Five months ago Ibrahim and his wife, Choi Zoung-mai — renamed Maryam Barry after converting to Islam — opened their first factory, hiring 43 Chinese workers. With this latest investment they hope to secure a bright future for their four-year-old son, who speaks fluent Mandarin, French, English and Fula.
While there are several success stories, not all African entrepreneurs make it in China — for some, the rising costs and intense competition make it difficult to stay afloat. However, the Guangzhou migrant community, which began forming in the 1990s, has built a network to support each other.
This is vividly apparent in the handful of African Pentecostal churches that have sprung up across the city. Tucked away in a building behind the Guangzhou railway station, 150 worshipers crowd into Royal Victory Church.
“Our prayer is that you will prosper,” the pastor preaches to cries of agreement from a mostly male congregation from Nigeria, Cameroon and Ghana.
The African entrepreneurs who are flourishing in Guangzhou are succeeding where many other foreigners fail. Not only are they navigating the notorious Chinese bureaucracy, but sometimes overt racism, in a country where prejudices can run high.
This can range from mild snubs from taxi drivers who refuse to pick up black customers to more serious accusations of traders being unfairly targeted by police when they conduct raids for illegal immigrants.
Even so, others report good relations with the Chinese.
“Many [African] traders feel much more comfortable working in China than they do in Europe,” said Roberto Castillo, a Lingnan University researcher in Guangzhou.
Ojukwu Emma, president of the local Nigerian community, said the main problem for Africans trading in China is the increasing clampdown on visas. He said it is getting harder for African residents in the city to renew visas, or for those traveling back and forth to gain re-entry.
“You cannot allow foreigners to come in and not give the foreigner confidence to stay. Once you are out to the world, you must be open,” Emma said.
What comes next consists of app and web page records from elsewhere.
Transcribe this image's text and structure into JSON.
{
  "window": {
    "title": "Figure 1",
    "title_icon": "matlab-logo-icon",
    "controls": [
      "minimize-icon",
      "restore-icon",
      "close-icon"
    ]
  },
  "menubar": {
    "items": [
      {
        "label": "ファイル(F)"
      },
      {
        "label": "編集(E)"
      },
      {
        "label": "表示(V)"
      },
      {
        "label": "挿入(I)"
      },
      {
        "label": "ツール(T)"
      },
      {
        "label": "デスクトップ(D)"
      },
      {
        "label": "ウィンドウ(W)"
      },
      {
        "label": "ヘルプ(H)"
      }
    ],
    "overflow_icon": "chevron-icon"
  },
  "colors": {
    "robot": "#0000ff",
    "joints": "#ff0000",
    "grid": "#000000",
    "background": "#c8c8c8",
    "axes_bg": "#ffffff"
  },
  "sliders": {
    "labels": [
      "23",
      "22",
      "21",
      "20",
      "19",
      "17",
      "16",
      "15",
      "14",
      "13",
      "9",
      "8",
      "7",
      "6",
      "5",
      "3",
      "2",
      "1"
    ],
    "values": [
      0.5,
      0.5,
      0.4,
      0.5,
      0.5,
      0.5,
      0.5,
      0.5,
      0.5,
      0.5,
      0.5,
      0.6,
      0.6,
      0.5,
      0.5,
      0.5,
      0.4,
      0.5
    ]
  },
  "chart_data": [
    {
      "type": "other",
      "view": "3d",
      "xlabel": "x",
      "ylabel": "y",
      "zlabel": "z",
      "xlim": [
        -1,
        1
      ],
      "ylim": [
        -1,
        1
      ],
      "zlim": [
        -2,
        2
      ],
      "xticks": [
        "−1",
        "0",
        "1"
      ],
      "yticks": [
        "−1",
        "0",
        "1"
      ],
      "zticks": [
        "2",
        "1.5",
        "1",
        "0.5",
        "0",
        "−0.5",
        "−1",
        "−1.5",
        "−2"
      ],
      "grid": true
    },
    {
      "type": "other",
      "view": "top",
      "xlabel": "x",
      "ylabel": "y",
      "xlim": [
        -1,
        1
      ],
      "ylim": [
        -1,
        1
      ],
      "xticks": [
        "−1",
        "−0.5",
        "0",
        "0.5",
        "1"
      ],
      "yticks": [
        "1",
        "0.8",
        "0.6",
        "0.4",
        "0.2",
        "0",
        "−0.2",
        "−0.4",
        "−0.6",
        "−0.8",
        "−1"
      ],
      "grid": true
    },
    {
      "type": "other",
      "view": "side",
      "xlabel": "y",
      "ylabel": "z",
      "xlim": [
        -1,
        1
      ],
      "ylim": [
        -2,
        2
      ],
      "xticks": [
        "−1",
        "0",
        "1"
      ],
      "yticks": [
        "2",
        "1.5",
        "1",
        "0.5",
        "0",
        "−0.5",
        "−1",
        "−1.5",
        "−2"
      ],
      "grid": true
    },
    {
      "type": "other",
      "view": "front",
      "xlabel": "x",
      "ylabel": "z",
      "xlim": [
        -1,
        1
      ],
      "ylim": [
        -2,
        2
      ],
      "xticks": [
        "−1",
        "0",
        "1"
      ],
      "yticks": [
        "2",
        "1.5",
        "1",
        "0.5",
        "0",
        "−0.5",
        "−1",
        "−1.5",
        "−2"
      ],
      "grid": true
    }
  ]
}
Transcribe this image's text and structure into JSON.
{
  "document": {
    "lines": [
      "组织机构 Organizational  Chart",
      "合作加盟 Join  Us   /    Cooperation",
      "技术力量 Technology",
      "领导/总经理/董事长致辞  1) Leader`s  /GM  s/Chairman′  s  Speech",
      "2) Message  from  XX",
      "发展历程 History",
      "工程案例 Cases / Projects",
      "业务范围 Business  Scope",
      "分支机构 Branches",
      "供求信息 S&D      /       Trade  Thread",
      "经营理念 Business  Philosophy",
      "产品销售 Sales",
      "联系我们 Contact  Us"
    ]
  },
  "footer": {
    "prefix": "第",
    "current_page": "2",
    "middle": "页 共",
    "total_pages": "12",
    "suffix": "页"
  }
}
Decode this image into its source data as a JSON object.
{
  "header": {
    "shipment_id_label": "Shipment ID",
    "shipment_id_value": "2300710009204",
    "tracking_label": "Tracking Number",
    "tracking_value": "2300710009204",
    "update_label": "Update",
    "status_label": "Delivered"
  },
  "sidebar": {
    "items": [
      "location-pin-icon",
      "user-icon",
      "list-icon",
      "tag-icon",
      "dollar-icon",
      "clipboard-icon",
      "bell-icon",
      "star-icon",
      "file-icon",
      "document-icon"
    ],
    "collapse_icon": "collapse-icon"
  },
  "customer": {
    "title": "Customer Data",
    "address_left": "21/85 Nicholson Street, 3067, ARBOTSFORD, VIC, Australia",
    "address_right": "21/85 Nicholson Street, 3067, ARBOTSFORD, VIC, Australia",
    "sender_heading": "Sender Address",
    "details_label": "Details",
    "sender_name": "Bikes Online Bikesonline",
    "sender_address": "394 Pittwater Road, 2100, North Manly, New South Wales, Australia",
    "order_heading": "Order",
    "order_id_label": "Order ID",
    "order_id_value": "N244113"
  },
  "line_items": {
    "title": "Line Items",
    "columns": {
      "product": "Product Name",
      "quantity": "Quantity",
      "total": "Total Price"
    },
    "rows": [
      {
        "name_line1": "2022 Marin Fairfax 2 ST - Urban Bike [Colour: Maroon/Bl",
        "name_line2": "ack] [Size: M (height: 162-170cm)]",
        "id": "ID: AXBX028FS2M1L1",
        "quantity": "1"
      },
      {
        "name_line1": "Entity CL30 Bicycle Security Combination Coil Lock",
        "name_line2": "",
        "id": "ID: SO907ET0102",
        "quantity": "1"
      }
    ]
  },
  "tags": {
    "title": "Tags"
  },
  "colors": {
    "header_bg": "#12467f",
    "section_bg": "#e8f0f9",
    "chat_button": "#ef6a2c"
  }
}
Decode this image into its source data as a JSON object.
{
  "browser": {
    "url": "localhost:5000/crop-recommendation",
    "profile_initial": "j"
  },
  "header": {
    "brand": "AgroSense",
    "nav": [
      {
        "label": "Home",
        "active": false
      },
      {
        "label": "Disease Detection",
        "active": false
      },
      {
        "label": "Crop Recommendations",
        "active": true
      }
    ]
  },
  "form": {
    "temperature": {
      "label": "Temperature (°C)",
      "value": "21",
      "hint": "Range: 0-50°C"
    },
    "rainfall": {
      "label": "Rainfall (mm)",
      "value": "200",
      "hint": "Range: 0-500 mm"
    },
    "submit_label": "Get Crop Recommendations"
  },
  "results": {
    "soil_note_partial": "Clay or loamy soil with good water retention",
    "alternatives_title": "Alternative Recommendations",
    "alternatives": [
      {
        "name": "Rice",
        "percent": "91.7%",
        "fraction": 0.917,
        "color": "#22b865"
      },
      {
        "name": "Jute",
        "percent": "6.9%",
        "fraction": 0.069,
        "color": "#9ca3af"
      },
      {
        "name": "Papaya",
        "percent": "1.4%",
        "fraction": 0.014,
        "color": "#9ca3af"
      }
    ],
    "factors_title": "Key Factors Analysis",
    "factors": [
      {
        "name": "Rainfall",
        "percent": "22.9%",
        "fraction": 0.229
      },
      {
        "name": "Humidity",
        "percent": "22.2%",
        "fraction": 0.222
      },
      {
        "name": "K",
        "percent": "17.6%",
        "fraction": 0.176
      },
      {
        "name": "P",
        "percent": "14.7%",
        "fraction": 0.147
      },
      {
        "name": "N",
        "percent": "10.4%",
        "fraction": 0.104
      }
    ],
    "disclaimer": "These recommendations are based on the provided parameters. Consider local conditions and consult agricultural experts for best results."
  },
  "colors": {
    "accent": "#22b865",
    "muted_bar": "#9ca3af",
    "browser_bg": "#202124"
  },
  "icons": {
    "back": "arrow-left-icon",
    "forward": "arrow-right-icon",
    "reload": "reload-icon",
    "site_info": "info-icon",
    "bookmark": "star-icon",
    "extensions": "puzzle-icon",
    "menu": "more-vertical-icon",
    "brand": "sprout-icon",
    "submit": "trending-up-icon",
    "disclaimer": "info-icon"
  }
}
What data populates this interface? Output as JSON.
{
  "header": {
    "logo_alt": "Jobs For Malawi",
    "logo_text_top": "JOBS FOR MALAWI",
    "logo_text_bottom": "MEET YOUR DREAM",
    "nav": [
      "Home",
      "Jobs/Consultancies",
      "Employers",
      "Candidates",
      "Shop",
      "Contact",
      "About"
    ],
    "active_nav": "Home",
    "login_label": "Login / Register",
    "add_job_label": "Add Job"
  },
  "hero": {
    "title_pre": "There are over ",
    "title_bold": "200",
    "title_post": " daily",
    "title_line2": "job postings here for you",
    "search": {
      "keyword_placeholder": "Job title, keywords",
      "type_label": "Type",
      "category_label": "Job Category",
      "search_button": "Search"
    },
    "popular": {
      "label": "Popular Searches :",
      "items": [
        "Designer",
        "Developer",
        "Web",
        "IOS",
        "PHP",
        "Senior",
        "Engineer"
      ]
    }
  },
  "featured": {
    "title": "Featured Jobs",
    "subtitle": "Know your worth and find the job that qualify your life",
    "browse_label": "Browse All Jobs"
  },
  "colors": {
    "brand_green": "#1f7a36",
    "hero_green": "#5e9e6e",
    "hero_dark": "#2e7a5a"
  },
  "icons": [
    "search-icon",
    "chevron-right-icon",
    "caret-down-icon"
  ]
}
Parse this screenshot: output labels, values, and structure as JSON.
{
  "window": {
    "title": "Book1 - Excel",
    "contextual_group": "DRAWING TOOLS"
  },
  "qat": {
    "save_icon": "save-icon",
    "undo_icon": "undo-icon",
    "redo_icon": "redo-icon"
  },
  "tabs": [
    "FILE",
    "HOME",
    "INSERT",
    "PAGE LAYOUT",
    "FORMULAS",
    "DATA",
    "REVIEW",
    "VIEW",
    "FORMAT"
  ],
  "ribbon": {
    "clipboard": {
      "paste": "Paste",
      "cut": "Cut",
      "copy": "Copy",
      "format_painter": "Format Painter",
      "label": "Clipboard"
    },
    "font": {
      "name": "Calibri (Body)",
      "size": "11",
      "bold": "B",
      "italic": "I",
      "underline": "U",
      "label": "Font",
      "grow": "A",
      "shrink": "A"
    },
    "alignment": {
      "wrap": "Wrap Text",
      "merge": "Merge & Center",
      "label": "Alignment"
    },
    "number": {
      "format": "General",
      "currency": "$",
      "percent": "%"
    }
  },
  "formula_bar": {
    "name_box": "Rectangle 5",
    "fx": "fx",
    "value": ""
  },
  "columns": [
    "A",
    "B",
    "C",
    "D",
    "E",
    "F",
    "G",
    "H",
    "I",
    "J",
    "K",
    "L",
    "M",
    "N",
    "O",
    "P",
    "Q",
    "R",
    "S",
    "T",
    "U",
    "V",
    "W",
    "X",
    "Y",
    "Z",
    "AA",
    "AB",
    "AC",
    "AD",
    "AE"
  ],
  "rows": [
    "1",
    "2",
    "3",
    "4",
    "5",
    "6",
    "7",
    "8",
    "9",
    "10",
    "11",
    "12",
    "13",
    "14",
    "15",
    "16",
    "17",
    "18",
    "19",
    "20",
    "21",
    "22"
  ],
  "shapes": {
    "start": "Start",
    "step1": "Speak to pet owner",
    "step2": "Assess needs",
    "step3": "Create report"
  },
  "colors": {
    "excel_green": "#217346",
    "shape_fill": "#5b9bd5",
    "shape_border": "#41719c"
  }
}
However, for now, booming Sino-African trade continues to draw new waves of African entrepreneurs to Guangzhou in search of the Chinese dream.